### Task brief
For each line below that holds the word "Metal", make a copy.

***** Source data

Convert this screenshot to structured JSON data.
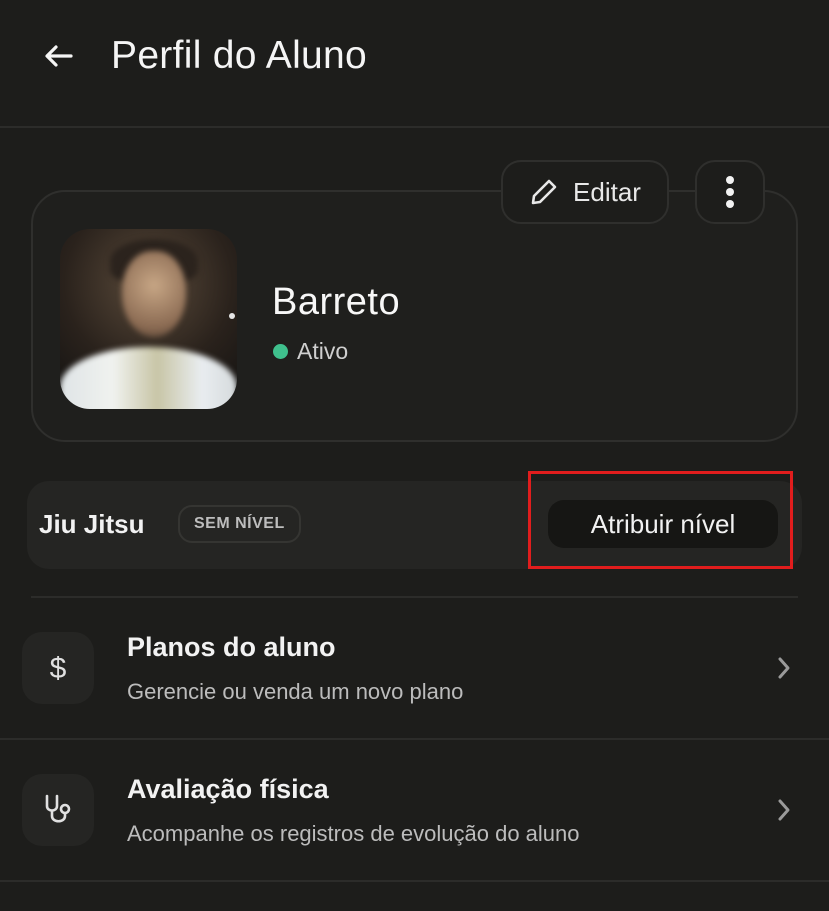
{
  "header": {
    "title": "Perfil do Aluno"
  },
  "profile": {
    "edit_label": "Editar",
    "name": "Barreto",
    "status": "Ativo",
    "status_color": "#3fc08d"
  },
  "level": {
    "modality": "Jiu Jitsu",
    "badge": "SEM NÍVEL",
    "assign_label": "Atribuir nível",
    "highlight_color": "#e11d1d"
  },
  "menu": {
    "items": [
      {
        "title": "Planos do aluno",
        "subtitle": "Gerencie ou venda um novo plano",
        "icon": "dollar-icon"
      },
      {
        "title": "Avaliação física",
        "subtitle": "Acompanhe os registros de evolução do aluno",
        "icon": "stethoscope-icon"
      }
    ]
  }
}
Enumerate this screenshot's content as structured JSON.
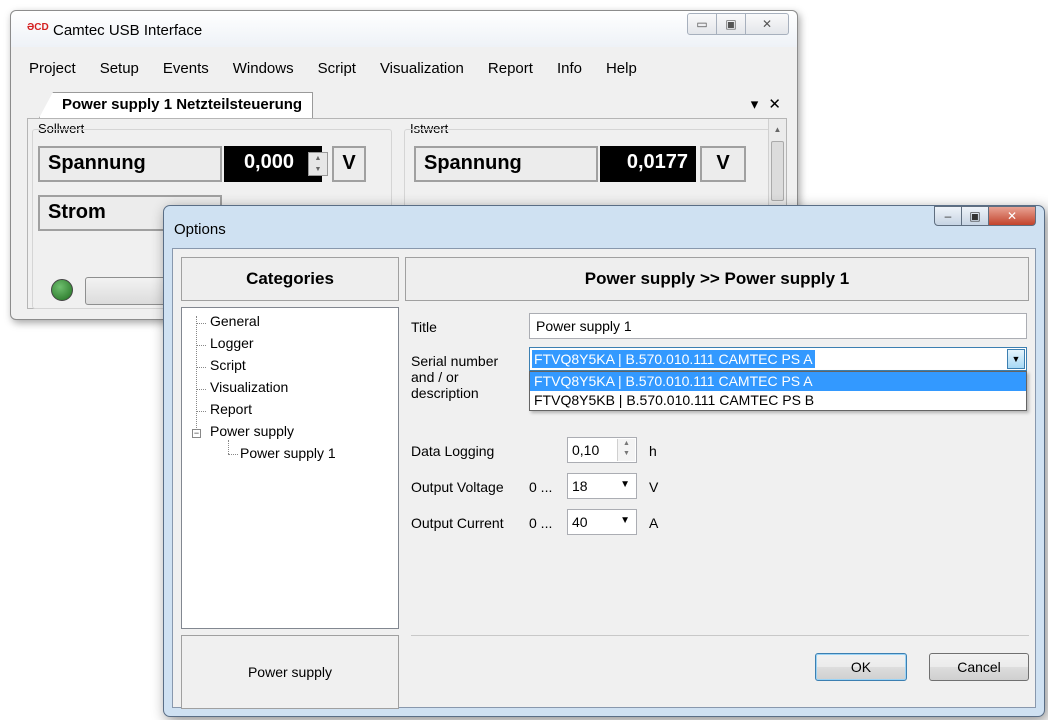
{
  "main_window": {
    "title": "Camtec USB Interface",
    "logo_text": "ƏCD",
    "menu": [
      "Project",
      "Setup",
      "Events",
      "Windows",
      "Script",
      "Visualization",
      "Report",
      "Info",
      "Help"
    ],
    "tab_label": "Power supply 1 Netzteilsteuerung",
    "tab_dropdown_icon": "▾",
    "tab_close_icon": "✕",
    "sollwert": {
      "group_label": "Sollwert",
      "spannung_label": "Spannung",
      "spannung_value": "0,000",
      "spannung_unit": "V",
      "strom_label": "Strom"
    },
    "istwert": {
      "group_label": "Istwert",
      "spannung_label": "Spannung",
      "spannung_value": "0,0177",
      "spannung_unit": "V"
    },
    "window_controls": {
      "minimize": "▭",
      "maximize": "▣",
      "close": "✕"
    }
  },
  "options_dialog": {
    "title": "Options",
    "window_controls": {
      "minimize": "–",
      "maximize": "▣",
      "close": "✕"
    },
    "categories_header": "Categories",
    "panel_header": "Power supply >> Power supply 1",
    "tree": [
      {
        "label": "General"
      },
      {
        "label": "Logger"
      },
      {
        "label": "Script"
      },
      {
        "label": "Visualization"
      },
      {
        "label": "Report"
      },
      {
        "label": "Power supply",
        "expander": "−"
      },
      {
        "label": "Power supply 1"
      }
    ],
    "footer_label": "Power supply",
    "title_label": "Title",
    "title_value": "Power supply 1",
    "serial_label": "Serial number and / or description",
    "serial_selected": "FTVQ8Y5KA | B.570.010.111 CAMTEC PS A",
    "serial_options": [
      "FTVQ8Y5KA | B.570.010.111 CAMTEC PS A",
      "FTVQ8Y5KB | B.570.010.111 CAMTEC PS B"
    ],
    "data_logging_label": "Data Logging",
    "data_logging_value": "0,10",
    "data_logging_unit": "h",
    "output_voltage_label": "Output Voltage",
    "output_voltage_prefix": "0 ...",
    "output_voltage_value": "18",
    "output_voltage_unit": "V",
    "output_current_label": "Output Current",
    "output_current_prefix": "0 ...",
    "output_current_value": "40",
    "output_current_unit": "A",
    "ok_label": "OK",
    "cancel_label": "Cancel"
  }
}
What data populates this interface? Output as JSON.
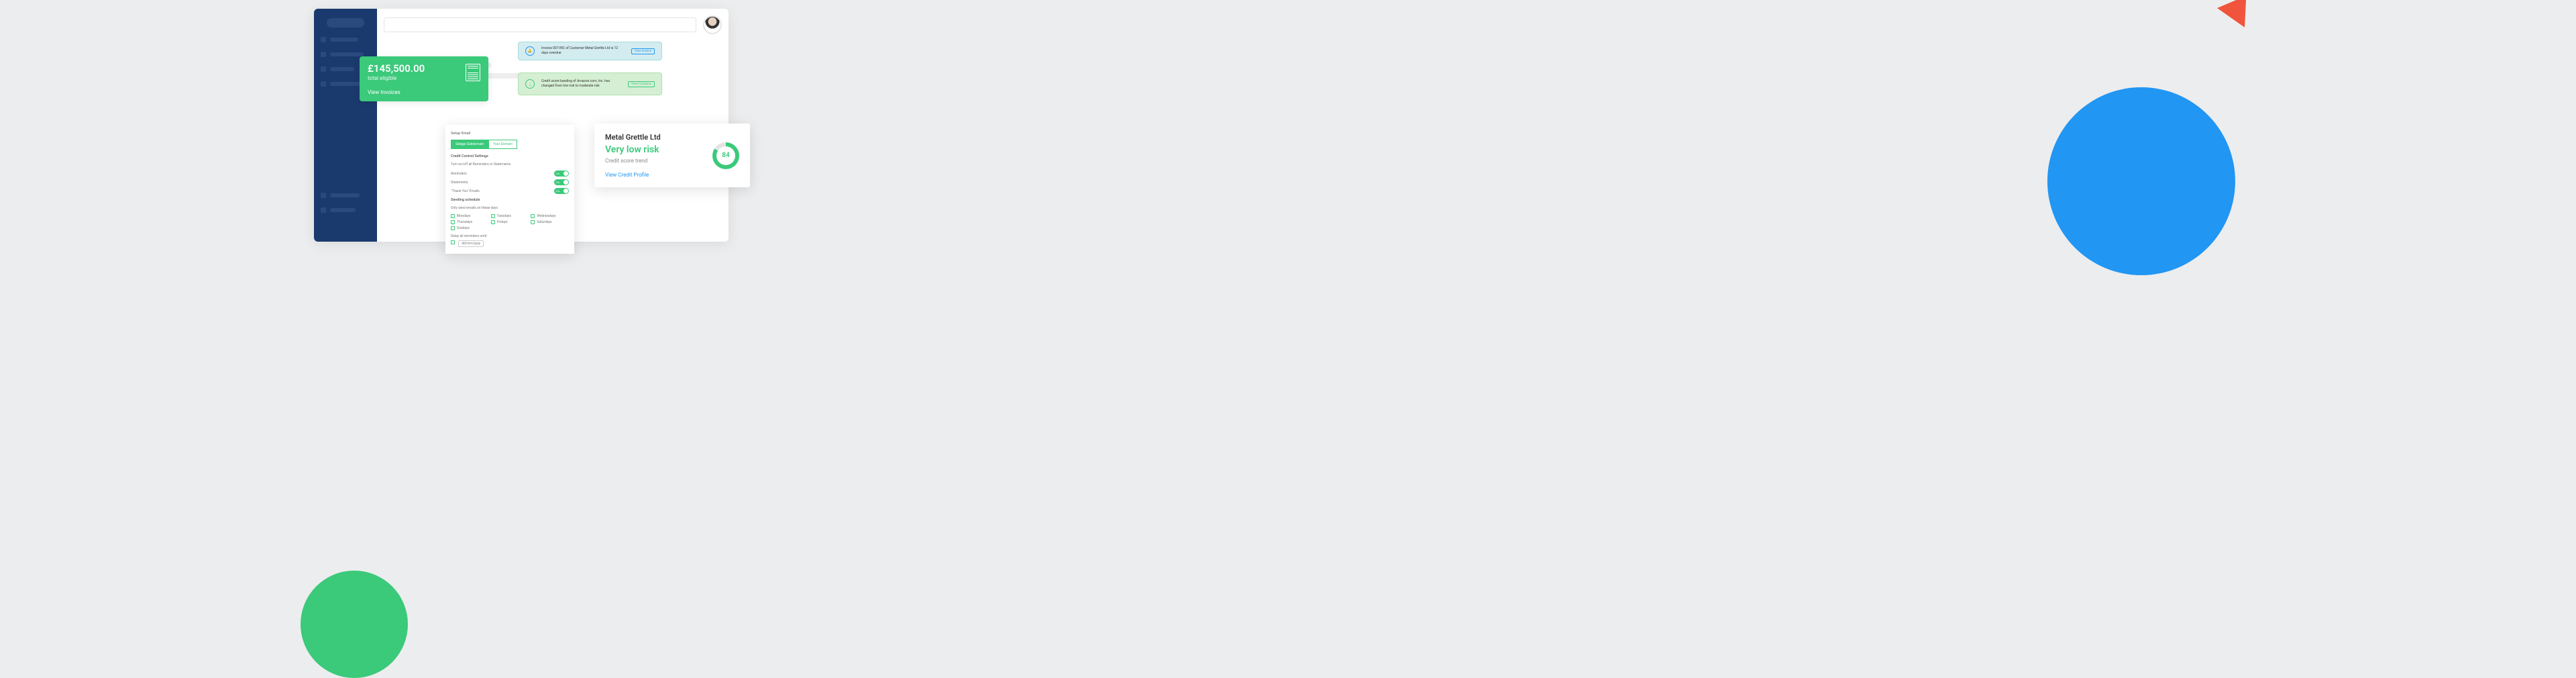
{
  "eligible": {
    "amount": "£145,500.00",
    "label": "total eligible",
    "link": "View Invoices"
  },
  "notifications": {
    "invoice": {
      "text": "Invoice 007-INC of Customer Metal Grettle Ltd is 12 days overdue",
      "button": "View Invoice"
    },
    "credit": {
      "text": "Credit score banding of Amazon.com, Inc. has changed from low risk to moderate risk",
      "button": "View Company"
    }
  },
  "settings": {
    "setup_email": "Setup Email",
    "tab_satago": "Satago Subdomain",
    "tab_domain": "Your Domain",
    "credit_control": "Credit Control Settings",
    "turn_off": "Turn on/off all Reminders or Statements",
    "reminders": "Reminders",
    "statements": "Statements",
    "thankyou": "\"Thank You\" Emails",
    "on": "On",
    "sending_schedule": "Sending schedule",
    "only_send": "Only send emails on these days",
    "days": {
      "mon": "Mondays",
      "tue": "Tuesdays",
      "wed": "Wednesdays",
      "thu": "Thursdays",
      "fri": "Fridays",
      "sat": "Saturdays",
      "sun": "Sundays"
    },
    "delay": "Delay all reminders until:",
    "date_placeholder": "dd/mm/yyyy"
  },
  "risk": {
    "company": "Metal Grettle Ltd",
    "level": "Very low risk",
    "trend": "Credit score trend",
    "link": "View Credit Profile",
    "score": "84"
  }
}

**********

### Written solution
      "text": "Invoice 007-INC of Customer Metal Grettle Ltd is 12 days overdue",
    "company": "Metal Grettle Ltd",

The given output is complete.